PG: His son Xerxes is a member because he asked to be. We generally don’t let people under 18 join. We used to let people whose parents allowed them to join, but because people are so litigious we changed that. We just don’t want to take the chance that some parents say, “Yes, it’s okay if my kid joins the Church of Satan,” and then decides that’s the reason they can’t control their kid. We’re just not willing to go there. But if our members have children who are interested, they can participate and become members, but that’s the only way you can if you’re not legally an adult. So Xerxes could become a member because his mother was High Priestess at one point, and still remains a member.
DS: But not Zeena?
PG: No, she left years ago. She’s not very bright and is very jealous. She and her paramour, Nikolas Shreck, got married I think. They wanted to take the Church of Satan over at one point and wanted Anton LaVey to retire, but he was a feisty guy and said "Hell no!" So they quit in high dudgeon and ran off to Europe and said, “America is corrupt and horrible and we’re going to Fortress Europa!” They played with being Nazi occultists, which is kind of funny because both of them have Jewish blood. They’re just like clowns. They then joined the Temple of Set, which was an organization that split off from the Church of Satan years ago, in 1975, when Michael Aquino—
DS: Based on the Egyptian god?
PG: Yeah, and they’re theists. They believe that Set exists and that their priests can commune with him and that their founder is the voice of Set. So, it’s like, good that they left for housecleaning. But Zeena went and joined them and became High Priestess because Michael Aquino has this Anton LaVey obsession, which is obvious since he wrote a book about him that’s about a thousand pages, so he made her the High Priestess of their organization. Then she left to form an even more orthodox Setian group called “The Storm”, which to us is just funny. Such theatrics. His oldest daughter Karla isn’t a very bright girl. She kind of hung around the background and once in a while she would come out to speak in public and support her father. When Xerxes was born she kind of got miffed because she wasn’t the center of attention. Karla is also jealous type. She withdrew from her father, which hurt him a lot.
DS: How did the legal wrangling surrounding his estate pan out?
PG: They finally settled. What ended up happening is he had written a will. Anton LaVey’s idea was that if he acknowledged he is going to die, then he’d be giving in to death, so he didn’t want to go to an attorney and make out a will. He was very feisty and had his own perspective on that. So he finally wrote a will out and signed it, but it wasn’t notarized and there were no witnesses. So when it came to court they said it wasn’t good enough. They basically split everything up between the three children, so Karla and Zeena and Xerxes all got part of the estate.

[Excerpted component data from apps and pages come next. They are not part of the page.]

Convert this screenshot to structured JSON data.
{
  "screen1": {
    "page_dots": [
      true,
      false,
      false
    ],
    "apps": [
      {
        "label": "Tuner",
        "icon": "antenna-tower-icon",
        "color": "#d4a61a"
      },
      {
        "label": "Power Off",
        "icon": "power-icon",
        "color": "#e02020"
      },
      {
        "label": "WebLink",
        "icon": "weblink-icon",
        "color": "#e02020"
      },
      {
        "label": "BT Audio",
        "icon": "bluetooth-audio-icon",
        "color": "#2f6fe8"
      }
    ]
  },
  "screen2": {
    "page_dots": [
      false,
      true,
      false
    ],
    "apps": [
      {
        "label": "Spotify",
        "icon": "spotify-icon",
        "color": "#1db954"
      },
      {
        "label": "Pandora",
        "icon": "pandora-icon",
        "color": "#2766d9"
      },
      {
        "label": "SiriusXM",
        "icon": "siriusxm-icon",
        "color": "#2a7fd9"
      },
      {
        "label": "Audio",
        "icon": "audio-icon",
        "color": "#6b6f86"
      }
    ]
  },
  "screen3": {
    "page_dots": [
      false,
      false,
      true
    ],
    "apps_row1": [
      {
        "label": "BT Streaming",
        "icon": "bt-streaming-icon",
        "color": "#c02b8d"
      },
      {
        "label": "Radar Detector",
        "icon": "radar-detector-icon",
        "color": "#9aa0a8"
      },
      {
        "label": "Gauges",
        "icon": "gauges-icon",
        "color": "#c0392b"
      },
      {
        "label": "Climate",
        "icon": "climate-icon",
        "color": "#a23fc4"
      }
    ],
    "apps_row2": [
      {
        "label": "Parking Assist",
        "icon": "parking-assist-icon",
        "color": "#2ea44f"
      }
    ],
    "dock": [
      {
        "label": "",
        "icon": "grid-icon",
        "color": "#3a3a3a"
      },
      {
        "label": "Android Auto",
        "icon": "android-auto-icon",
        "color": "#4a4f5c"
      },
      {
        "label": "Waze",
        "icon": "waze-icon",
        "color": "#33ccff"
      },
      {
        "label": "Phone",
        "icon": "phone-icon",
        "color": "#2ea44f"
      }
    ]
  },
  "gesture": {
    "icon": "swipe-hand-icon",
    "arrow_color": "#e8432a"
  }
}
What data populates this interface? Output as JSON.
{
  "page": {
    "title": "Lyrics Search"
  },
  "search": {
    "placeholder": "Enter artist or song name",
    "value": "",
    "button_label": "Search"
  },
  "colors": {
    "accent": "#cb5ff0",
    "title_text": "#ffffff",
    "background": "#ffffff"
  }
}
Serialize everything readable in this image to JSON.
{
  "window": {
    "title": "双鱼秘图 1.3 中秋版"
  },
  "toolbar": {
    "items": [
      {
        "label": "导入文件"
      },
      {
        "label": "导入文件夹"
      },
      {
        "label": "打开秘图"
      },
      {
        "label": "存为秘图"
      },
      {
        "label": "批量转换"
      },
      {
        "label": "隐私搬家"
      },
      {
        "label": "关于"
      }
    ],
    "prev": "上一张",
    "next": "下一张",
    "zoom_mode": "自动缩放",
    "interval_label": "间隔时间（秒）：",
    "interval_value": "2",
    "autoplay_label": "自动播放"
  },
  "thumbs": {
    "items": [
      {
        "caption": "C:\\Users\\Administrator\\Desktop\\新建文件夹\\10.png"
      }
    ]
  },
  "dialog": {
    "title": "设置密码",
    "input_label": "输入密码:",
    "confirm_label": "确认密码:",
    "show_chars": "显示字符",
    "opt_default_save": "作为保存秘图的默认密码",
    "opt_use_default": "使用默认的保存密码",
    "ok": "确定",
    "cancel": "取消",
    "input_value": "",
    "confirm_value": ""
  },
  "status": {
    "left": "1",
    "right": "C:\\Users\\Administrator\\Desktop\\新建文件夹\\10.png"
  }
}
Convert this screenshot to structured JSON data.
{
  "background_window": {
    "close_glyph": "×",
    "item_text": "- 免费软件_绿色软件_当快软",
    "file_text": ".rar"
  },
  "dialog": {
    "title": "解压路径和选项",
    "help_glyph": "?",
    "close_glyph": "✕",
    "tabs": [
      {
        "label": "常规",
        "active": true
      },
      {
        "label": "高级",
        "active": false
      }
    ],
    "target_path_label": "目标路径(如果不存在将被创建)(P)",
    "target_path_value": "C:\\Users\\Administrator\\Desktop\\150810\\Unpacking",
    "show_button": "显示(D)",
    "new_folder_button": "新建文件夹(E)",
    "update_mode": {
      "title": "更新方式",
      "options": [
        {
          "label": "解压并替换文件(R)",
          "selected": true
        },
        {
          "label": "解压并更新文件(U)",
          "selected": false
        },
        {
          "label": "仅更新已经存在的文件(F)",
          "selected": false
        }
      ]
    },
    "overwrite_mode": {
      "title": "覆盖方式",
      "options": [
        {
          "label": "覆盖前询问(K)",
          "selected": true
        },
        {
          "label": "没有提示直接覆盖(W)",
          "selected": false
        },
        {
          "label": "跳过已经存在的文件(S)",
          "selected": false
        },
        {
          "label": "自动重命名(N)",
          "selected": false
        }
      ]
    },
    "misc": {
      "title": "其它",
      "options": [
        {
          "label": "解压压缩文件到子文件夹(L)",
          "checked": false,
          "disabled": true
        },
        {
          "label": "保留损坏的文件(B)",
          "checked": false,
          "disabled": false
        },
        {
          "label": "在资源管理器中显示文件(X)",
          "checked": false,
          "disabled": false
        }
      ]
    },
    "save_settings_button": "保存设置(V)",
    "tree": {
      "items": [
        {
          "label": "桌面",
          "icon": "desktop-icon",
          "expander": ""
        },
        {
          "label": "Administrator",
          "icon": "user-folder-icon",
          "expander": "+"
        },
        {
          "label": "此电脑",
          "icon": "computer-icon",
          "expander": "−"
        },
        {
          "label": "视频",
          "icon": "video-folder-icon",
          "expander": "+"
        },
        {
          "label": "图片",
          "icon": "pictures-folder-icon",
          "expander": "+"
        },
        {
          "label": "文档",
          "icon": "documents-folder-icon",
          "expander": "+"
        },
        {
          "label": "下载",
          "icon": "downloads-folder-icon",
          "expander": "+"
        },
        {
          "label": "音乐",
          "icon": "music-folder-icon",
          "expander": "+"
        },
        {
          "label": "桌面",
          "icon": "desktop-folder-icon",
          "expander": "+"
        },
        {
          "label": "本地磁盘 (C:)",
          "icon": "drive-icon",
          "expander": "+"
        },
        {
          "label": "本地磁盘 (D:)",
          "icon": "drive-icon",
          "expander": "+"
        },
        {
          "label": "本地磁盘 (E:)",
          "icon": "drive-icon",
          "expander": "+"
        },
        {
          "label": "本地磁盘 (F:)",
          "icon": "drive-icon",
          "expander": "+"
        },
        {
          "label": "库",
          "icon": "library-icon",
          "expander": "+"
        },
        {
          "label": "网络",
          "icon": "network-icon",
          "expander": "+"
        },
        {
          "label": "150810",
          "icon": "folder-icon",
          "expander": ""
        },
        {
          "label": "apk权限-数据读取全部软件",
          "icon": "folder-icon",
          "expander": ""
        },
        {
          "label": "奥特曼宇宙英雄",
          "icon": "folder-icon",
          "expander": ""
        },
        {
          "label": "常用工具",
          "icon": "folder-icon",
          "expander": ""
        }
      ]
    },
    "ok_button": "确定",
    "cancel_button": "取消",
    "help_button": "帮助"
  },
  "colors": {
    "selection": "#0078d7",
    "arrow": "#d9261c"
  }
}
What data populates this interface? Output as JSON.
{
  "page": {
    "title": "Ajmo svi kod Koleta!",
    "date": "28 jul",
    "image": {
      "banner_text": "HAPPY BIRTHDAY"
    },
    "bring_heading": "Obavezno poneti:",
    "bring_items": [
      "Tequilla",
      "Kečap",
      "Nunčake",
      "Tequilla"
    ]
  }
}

DS: Who received the copyright to The Satanic Bible?
PG: The estate. The money that comes in from that gets split up and goes to the three kids. Also there is a small percentage that goes to LaVey’s companion, Diane Hegarty; she says LaVey. But they were never married and had a falling out in the early 1980’s. She went off and left Satanism and sued him for palimony and he had to sell his house because of all of that, and he sold it to an old friend and member. Diane got a pile of money and she got a tiny percentage of the books that had been written up to that point. Every once in a while she comes creeping in off the periphery to say, “Ah! I’m Diane LaVey!” and it’s like, you were Diane Hegarty and you were kind of involved in it, but before the Satanic Panic happened you left and had nothing to do with it. She was never someone who wrote or said anything of interest. She was just the pretty blonde wife of Anton LaVey. She was a nice figurehead, but wasn’t of much use beyond that.